“Older, larger, more experienced coyotes become quite adept at killing deer,” he said.

Coyote 2.0

Trahan and Lavigne say Maine’s coyote is a cross between a coyote and a gray wolf.

They’re larger than their western cousins, which enable them to more effectively fell deer-sized prey.

“Having inter-bred with gray wolves when migrating east, our coyotes acquired some wolf-like physical and behavioral characteristics,” Lavigne said.

“When you talk about how they kill a deer, if you look at what a wolf does, it’s very similar,” Trahan said.

“They work in packs. They’ll take an animal down and it’s not a very pleasant sight when they do. … Certainly, it opens your eyes when you see, not the cruelty, but just the harsh realities of nature.”

Predation primarily by Eastern coyotes and black bears reduced survival of adult deer and young fawns, Lavigne said.

Through the harvesting of forests for wood product production, there’s been a progressive decline in the quality and quantity of wintering habitat since the 1970s, he said.

Severe winters cause greater deer losses due to malnutrition and predation, while the younger-aged forest contains many fewer mature softwoods for deer over winter. This exacerbates winter severity effects, Lavigne said.

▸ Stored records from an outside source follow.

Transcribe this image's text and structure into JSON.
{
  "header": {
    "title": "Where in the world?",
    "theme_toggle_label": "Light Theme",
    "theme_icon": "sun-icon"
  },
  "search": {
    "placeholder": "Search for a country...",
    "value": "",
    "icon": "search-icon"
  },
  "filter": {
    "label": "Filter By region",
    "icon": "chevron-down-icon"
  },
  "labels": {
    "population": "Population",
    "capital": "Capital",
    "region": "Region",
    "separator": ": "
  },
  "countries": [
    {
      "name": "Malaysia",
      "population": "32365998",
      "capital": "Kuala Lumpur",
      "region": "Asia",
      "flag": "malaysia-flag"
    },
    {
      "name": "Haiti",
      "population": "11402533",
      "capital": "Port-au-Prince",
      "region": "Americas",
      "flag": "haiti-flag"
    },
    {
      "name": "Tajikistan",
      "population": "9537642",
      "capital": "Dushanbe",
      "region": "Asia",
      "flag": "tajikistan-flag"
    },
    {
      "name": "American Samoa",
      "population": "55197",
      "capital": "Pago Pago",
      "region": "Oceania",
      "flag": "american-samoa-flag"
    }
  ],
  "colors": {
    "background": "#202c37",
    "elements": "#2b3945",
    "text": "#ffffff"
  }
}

To help the deer herd recover in western, eastern and northern Maine, Lavigne recommends implementing a significant and prolonged reduction of coyote predation.

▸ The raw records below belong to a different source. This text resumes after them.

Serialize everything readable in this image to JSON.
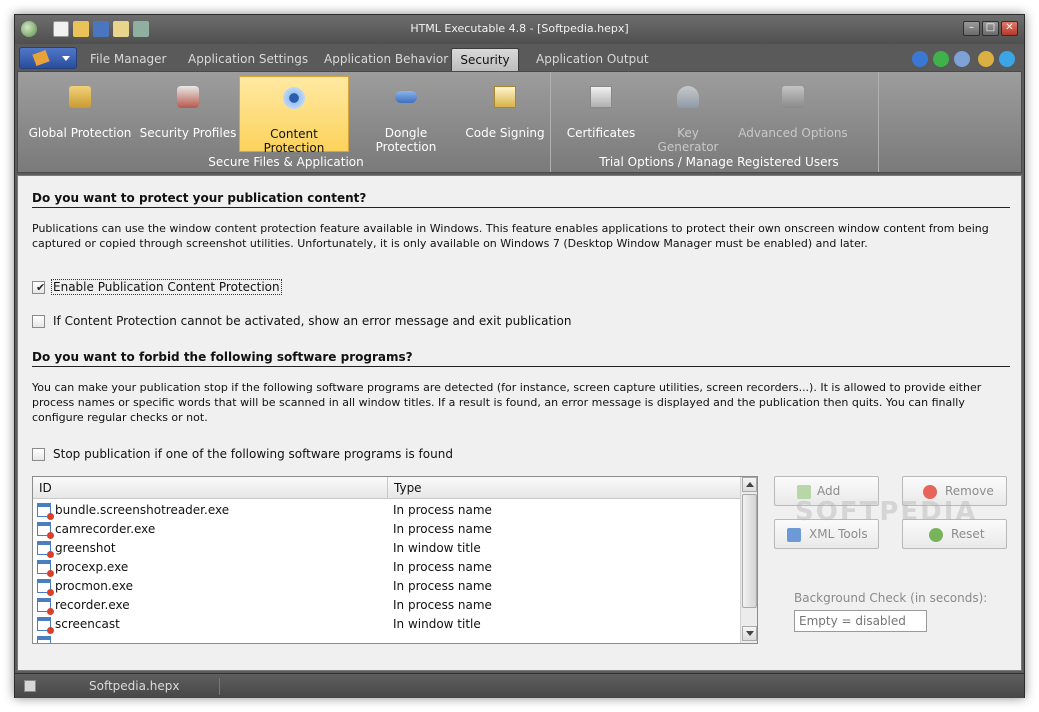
{
  "window": {
    "title": "HTML Executable 4.8 - [Softpedia.hepx]"
  },
  "tabs": [
    "File Manager",
    "Application Settings",
    "Application Behavior",
    "Security",
    "Application Output"
  ],
  "ribbon": {
    "group1": {
      "label": "Secure Files & Application",
      "buttons": [
        "Global Protection",
        "Security Profiles",
        "Content Protection",
        "Dongle Protection",
        "Code Signing"
      ]
    },
    "group2": {
      "label": "Trial Options / Manage Registered Users",
      "buttons": [
        "Certificates",
        "Key Generator",
        "Advanced Options"
      ]
    }
  },
  "section1": {
    "heading": "Do you want to protect your publication content?",
    "text": "Publications can use the window content protection feature available in Windows. This feature enables applications to protect their own onscreen window content from being captured or copied through screenshot utilities. Unfortunately, it is only available on Windows 7 (Desktop Window Manager must be enabled) and later.",
    "enable_label": "Enable Publication Content Protection",
    "error_label": "If Content Protection cannot be activated, show an error message and exit publication"
  },
  "section2": {
    "heading": "Do you want to forbid the following software programs?",
    "text": "You can make your publication stop if the following software programs are detected (for instance, screen capture utilities, screen recorders...). It is allowed to provide either process names or specific words that will be scanned in all window titles. If a result is found, an error message is displayed and the publication then quits. You can finally configure regular checks or not.",
    "stop_label": "Stop publication if one of the following software programs is found"
  },
  "table": {
    "columns": [
      "ID",
      "Type"
    ],
    "rows": [
      {
        "id": "bundle.screenshotreader.exe",
        "type": "In process name"
      },
      {
        "id": "camrecorder.exe",
        "type": "In process name"
      },
      {
        "id": "greenshot",
        "type": "In window title"
      },
      {
        "id": "procexp.exe",
        "type": "In process name"
      },
      {
        "id": "procmon.exe",
        "type": "In process name"
      },
      {
        "id": "recorder.exe",
        "type": "In process name"
      },
      {
        "id": "screencast",
        "type": "In window title"
      }
    ]
  },
  "buttons": {
    "add": "Add",
    "remove": "Remove",
    "xml": "XML Tools",
    "reset": "Reset"
  },
  "background_check": {
    "label": "Background Check (in seconds):",
    "placeholder": "Empty = disabled"
  },
  "status": {
    "file": "Softpedia.hepx"
  },
  "watermark": "SOFTPEDIA"
}
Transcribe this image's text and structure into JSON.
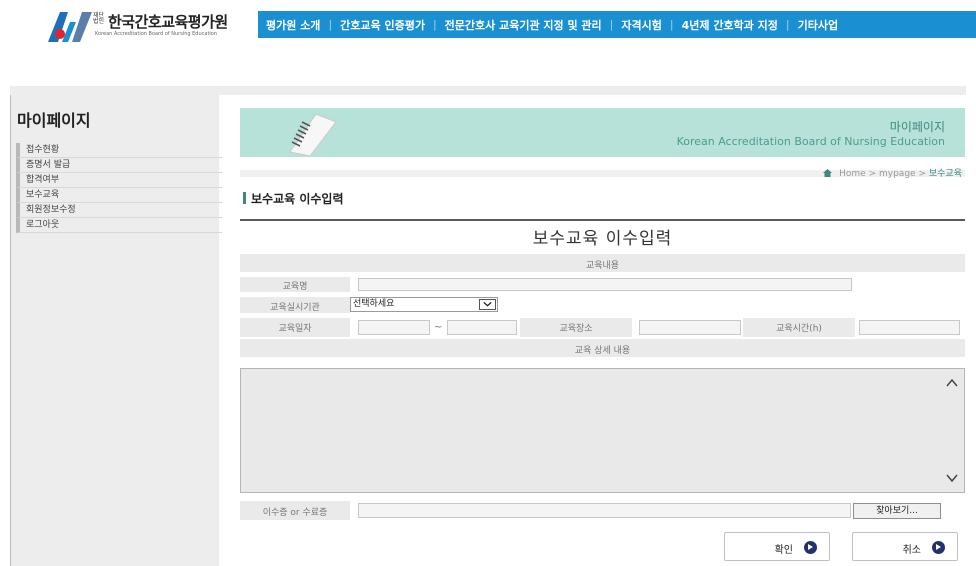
{
  "header": {
    "logo_small": "재단\n법인",
    "logo_title": "한국간호교육평가원",
    "logo_sub": "Korean Accreditation Board of Nursing Education",
    "nav": [
      "평가원 소개",
      "간호교육 인증평가",
      "전문간호사 교육기관 지정 및 관리",
      "자격시험",
      "4년제 간호학과 지정",
      "기타사업"
    ],
    "brand_color": "#1a8fd1"
  },
  "sidebar": {
    "title": "마이페이지",
    "items": [
      "접수현황",
      "증명서 발급",
      "합격여부",
      "보수교육",
      "회원정보수정",
      "로그아웃"
    ]
  },
  "banner": {
    "title": "마이페이지",
    "subtitle": "Korean Accreditation Board of Nursing Education",
    "color": "#b7e2d9"
  },
  "breadcrumb": {
    "home": "Home",
    "sep1": ">",
    "mid": "mypage",
    "sep2": ">",
    "current": "보수교육"
  },
  "page_heading": "보수교육 이수입력",
  "form": {
    "title": "보수교육 이수입력",
    "section_header": "교육내용",
    "label_course_name": "교육명",
    "label_institution": "교육실시기관",
    "institution_selected": "선택하세요",
    "label_date": "교육일자",
    "tilde": "~",
    "label_place": "교육장소",
    "label_hours": "교육시간(h)",
    "detail_header": "교육 상세 내용",
    "label_certificate": "이수증 or 수료증",
    "browse_label": "찾아보기..."
  },
  "buttons": {
    "confirm": "확인",
    "cancel": "취소"
  }
}
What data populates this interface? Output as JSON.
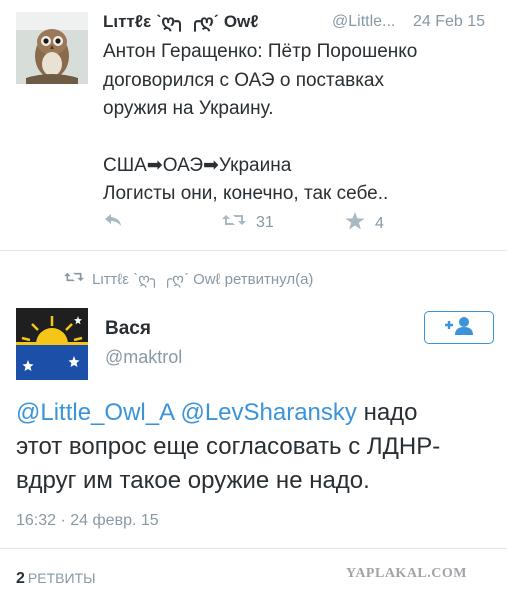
{
  "tweet": {
    "author_name": "Lιттℓε ˋღ╮ ╭ღˊ Owℓ",
    "author_handle": "@Little...",
    "date": "24 Feb 15",
    "text_lines": [
      "Антон Геращенко: Пётр Порошенко",
      "договорился с ОАЭ о поставках",
      "оружия на Украину.",
      "",
      "США➡ОАЭ➡Украина",
      "Логисты они, конечно, так себе.."
    ],
    "actions": {
      "reply_icon": "reply-icon",
      "retweet_icon": "retweet-icon",
      "retweet_count": "31",
      "favorite_icon": "star-icon",
      "favorite_count": "4"
    }
  },
  "retweet_notice": {
    "icon": "retweet-icon",
    "text": "Lιттℓε ˋღ╮ ╭ღˊ Owℓ ретвитнул(а)"
  },
  "reply_tweet": {
    "author_name": "Вася",
    "author_handle": "@maktrol",
    "follow_icon": "follow-user-icon",
    "mentions": [
      "@Little_Owl_A",
      "@LevSharansky"
    ],
    "text_line1_rest": " надо",
    "text_line2": "этот вопрос еще согласовать с ЛДНР-",
    "text_line3": "вдруг им такое оружие не надо.",
    "timestamp": "16:32 · 24 февр. 15"
  },
  "footer": {
    "retweet_count": "2",
    "retweet_label": "РЕТВИТЫ"
  },
  "watermark": "YAPLAKAL.COM",
  "colors": {
    "link": "#3b94d9",
    "muted": "#8899a6",
    "text": "#292f33",
    "divider": "#e1e8ed"
  }
}
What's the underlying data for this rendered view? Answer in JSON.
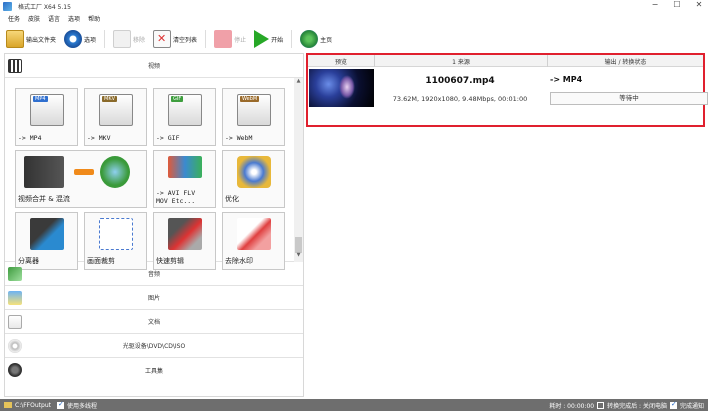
{
  "window": {
    "title": "格式工厂 X64 5.15",
    "controls": [
      "−",
      "☐",
      "✕"
    ]
  },
  "menu": [
    "任务",
    "皮肤",
    "语言",
    "选项",
    "帮助"
  ],
  "toolbar": {
    "output_folder": "输出文件夹",
    "options": "选项",
    "remove": "移除",
    "clear_list": "清空列表",
    "stop": "停止",
    "start": "开始",
    "home": "主页"
  },
  "categories": {
    "video": "视频",
    "audio": "音频",
    "image": "图片",
    "document": "文档",
    "dvd": "光驱设备\\DVD\\CD\\ISO",
    "tools": "工具集"
  },
  "video_tiles": [
    {
      "label": "-> MP4",
      "badge": "MP4",
      "color": "#2f6fcf"
    },
    {
      "label": "-> MKV",
      "badge": "MKV",
      "color": "#8a6a2a"
    },
    {
      "label": "-> GIF",
      "badge": "GIF",
      "color": "#3e9e3e"
    },
    {
      "label": "-> WebM",
      "badge": "WebM",
      "color": "#9a6a2a"
    },
    {
      "label": "视频合并 & 混流"
    },
    {
      "label": "-> AVI FLV\nMOV Etc..."
    },
    {
      "label": "优化"
    },
    {
      "label": "分离器"
    },
    {
      "label": "画面裁剪"
    },
    {
      "label": "快速剪辑"
    },
    {
      "label": "去除水印"
    }
  ],
  "task_table": {
    "headers": [
      "预览",
      "1 来源",
      "输出 / 转换状态"
    ],
    "rows": [
      {
        "filename": "1100607.mp4",
        "info": "73.62M, 1920x1080, 9.48Mbps, 00:01:00",
        "output": "-> MP4",
        "status": "等待中"
      }
    ]
  },
  "statusbar": {
    "output_path": "C:\\FFOutput",
    "multithread": "使用多线程",
    "elapsed_label": "耗时 : 00:00:00",
    "after_convert": "转换完成后 : 关闭电脑",
    "notify": "完成通知"
  }
}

He said Eastern coyote offspring, which are born in April, form the nucleus of coyote packs.

“Like wolves, Eastern coyotes exhibit delayed dispersal, with about half or more of the pups remaining with the pack for most of the winter,” Lavigne said.

“Deer killing efficiency increases with pack size. Hence, reduction in pack size prior to mid-winter may reduce the ability of surviving pack members to kill deer,” he said.

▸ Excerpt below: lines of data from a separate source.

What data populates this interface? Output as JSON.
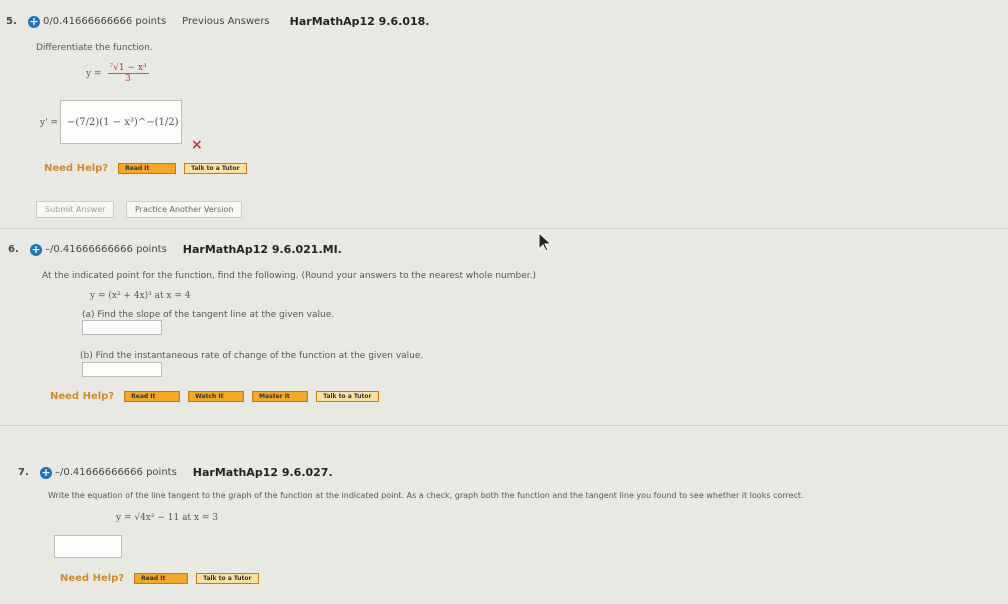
{
  "q5": {
    "number": "5.",
    "points": "0/0.41666666666 points",
    "previous": "Previous Answers",
    "id": "HarMathAp12 9.6.018.",
    "instruction": "Differentiate the function.",
    "y_label": "y =",
    "numer": "⁷√1 − x³",
    "denom": "3",
    "yprime_label": "y' =",
    "answer": "−(7/2)(1 − x³)^−(1/2)",
    "wrong_mark": "×",
    "need_help": "Need Help?",
    "buttons": [
      "Read It",
      "Talk to a Tutor"
    ],
    "submit": "Submit Answer",
    "practice": "Practice Another Version"
  },
  "q6": {
    "number": "6.",
    "points": "–/0.41666666666 points",
    "id": "HarMathAp12 9.6.021.MI.",
    "instruction": "At the indicated point for the function, find the following. (Round your answers to the nearest whole number.)",
    "equation": "y = (x² + 4x)³ at x = 4",
    "part_a": "(a) Find the slope of the tangent line at the given value.",
    "part_b": "(b) Find the instantaneous rate of change of the function at the given value.",
    "need_help": "Need Help?",
    "buttons": [
      "Read It",
      "Watch It",
      "Master It",
      "Talk to a Tutor"
    ]
  },
  "q7": {
    "number": "7.",
    "points": "–/0.41666666666 points",
    "id": "HarMathAp12 9.6.027.",
    "instruction": "Write the equation of the line tangent to the graph of the function at the indicated point. As a check, graph both the function and the tangent line you found to see whether it looks correct.",
    "equation": "y = √4x² − 11 at x = 3",
    "need_help": "Need Help?",
    "buttons": [
      "Read It",
      "Talk to a Tutor"
    ]
  },
  "colors": {
    "accent": "#1b74b8",
    "help": "#d08a2a",
    "button": "#f5a623",
    "error": "#d32f2f"
  }
}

‘Only good coyote is a dead coyote’

That’s what Fern Bosse, and longtime coyote hunters and trappers Jerrold and James Mason of West Paris want to hear.

“The only good coyote is a dead coyote,” Bosse said.

“We did get rid of the wolves, but I don’t see that happening again with coyotes. One thing’s for sure, though, we’ve got coyotes and I’ve been feeding them lead — 165-grain ballistic at 2,800 feet per second,” he said.

Jerrold Mason, 42, and his dad James, 77, are self-employed loggers who live on Curtis Hill Road in Wildlife Management District 12.

No doe permits are issued there. Not that they’ve seen any, but bucks are getting scarce, also. They firmly believe coyotes are the sole culprit.

“If things don’t change soon, there won’t be any bucks, either,” Jerrold Mason said last Sunday.

“Maine went to a bucks-only rule for a couple of years and, since then, the situation’s been ridiculous.”

Like Bosse and Trahan, the Masons said they’ve witnessed coyote predation in packs on deer on their land.

“We’ve had coyotes kill deer right in our front yard,” James Mason said.

“Their population is so tied in with deer that when the deer population goes up, their population goes up, too, and when the deer population goes down, their population follows,” he said.

A registered Maine master guide for 53 years, James Mason recalled one time when a pack of coyotes killed and ate a whole adult deer during the night. He’d left that spot during the daytime and returned the next morning to find evidence of the kill.

“When there’s enough of them around to completely dispose of a grown deer, you’ve got a serious problem,” he said.

Trahan agrees.

“I’ve shot a number of coyotes over the years, especially in the wintertime when I’m harvesting wood,” he said.

“The deer will congregate in the areas where I’m cutting hardwoods to eat the tops. The coyotes will soon arrive, too, and often I have shot coyotes while I was working in the woods to try and give the deer a chance.”

Glowa, however, said IF&W should concentrate on science and stop its war on coyotes.

“The department needs to rein in the public’s attitudes and unsupported hatred of coyotes,” he said.

“I think, certainly, the facts and science don’t support this all-out war against coyotes. They’re not decimating Maine’s deer herd.”

“Predators and deer and moose have coexisted on our planet for hundreds of thousands of years, and there’s no evidence whatsoever this war on coyotes is going to make one bit of difference in the numbers of deer Maine has,” Glowa said.